Access to talent 

Except for private programs, VDPs are open to any party with information about a bug in a project’s software (or smart contracts). This could include ethical hackers, security researchers, partners, or even end-users that notice bugs in the app. 

Public bug bounties typically attract individuals from the wider hacker community to compete in finding the most bugs. But an organization may prefer hackers with specific skills and backgrounds—which is where private bug bounties come in. In this case, the bug bounty platform matches the company with hackers that meet qualifications after vetting them. 

Passive vs active approach 

A VDP is a passive approach to cybersecurity that encourages third parties to share information about software errors with development teams. In colloquial terms, a VDP is described as the “see something, say something” of cybersecurity. 

Bug bounty programs actively encourage researchers to simulate attacks on a company’s assets and expose potential security weaknesses. This is an active approach often adopted by companies that want to proactively secure platforms and safeguard users. 


VDPs and bug bounties aim to gather third-party information about bugs in software systems. Without a VDP or bug bounty, organizations have no clear means of receiving vulnerability reports from concerned individuals. Thus a minimum requirement for security is to have either an active bug bounty or an established VDP (or both) in place. 

Incentives are the most important distinction between VDPs and bug bounties. While VDPs rely on recognition and altruism, bug bounty programs motivate bug submissions through monetary rewards. Bug bounties also differ in terms of their scope, cost, structure, access to talent, and approach to mitigating vulnerabilities. 

Should you start a bounty program or create a vulnerability disclosure policy? That depends on several factors, including your Web3 company’s security goals, internal resources (financial and human), and overall attack surface. Your organization’s experience with collaborating with third parties on security issues will also determine if a private or public VDP or bug bounty is best. 

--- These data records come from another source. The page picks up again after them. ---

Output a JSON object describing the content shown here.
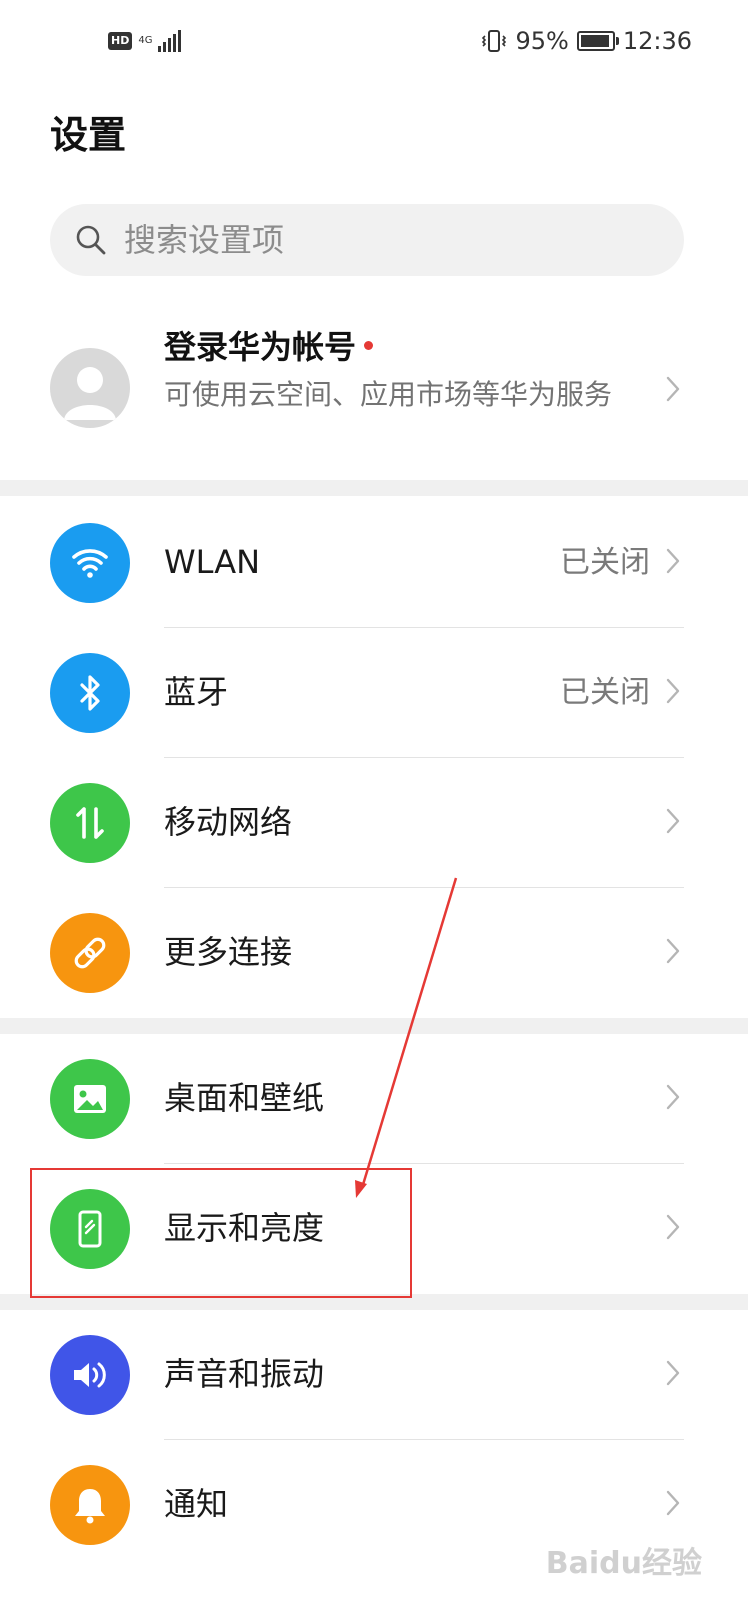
{
  "status_bar": {
    "hd_badge": "HD",
    "network_type": "4G",
    "battery_percent": "95%",
    "battery_level": 0.95,
    "time": "12:36"
  },
  "page_title": "设置",
  "search": {
    "placeholder": "搜索设置项"
  },
  "account": {
    "title": "登录华为帐号",
    "subtitle": "可使用云空间、应用市场等华为服务"
  },
  "settings": {
    "wlan": {
      "label": "WLAN",
      "value": "已关闭",
      "icon": "wifi-icon",
      "color": "#1a9cf0"
    },
    "bluetooth": {
      "label": "蓝牙",
      "value": "已关闭",
      "icon": "bluetooth-icon",
      "color": "#1a9cf0"
    },
    "mobile_network": {
      "label": "移动网络",
      "icon": "mobile-data-icon",
      "color": "#3ec64a"
    },
    "more_connections": {
      "label": "更多连接",
      "icon": "link-icon",
      "color": "#f7950f"
    },
    "home_wallpaper": {
      "label": "桌面和壁纸",
      "icon": "image-icon",
      "color": "#3ec64a"
    },
    "display_brightness": {
      "label": "显示和亮度",
      "icon": "phone-display-icon",
      "color": "#3ec64a"
    },
    "sound_vibration": {
      "label": "声音和振动",
      "icon": "speaker-icon",
      "color": "#4055e8"
    },
    "notifications": {
      "label": "通知",
      "icon": "bell-icon",
      "color": "#f7950f"
    }
  },
  "annotation": {
    "color": "#e53935"
  },
  "watermark": "Baidu经验"
}
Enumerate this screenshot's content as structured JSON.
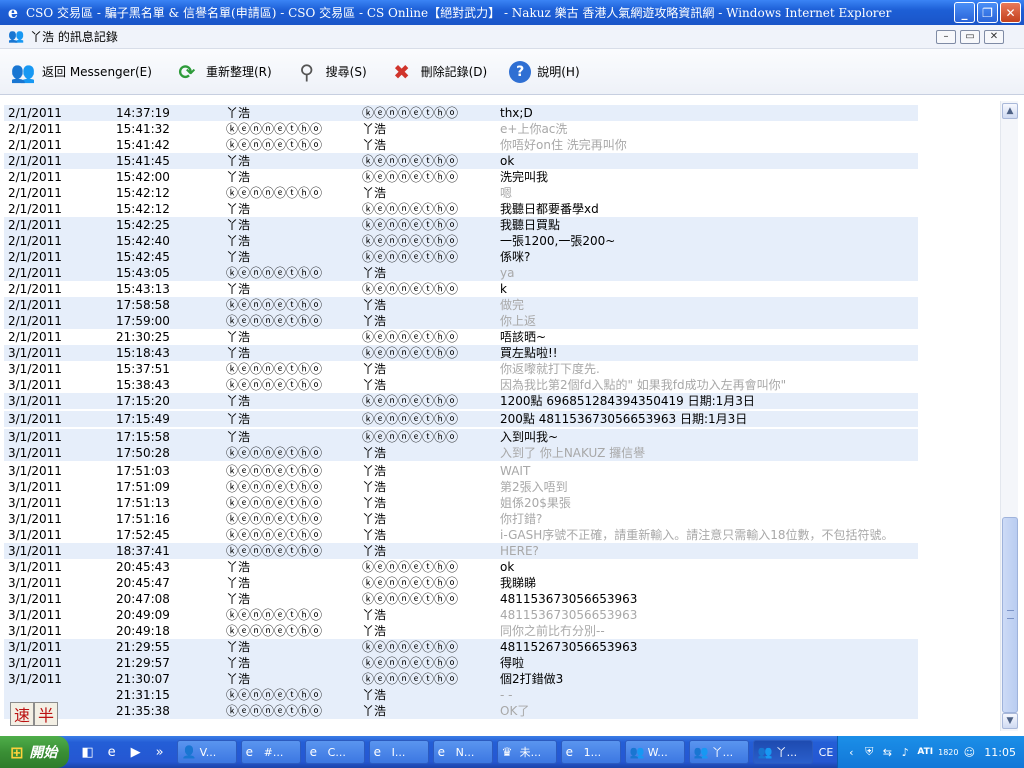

We should note that crowdsourced security is only one part of a comprehensive security strategy that also includes traditional methods like advanced penetration testing and smart contract auditing

Contact the Halborn team today for more information on how we can help keep your Web3 project safe.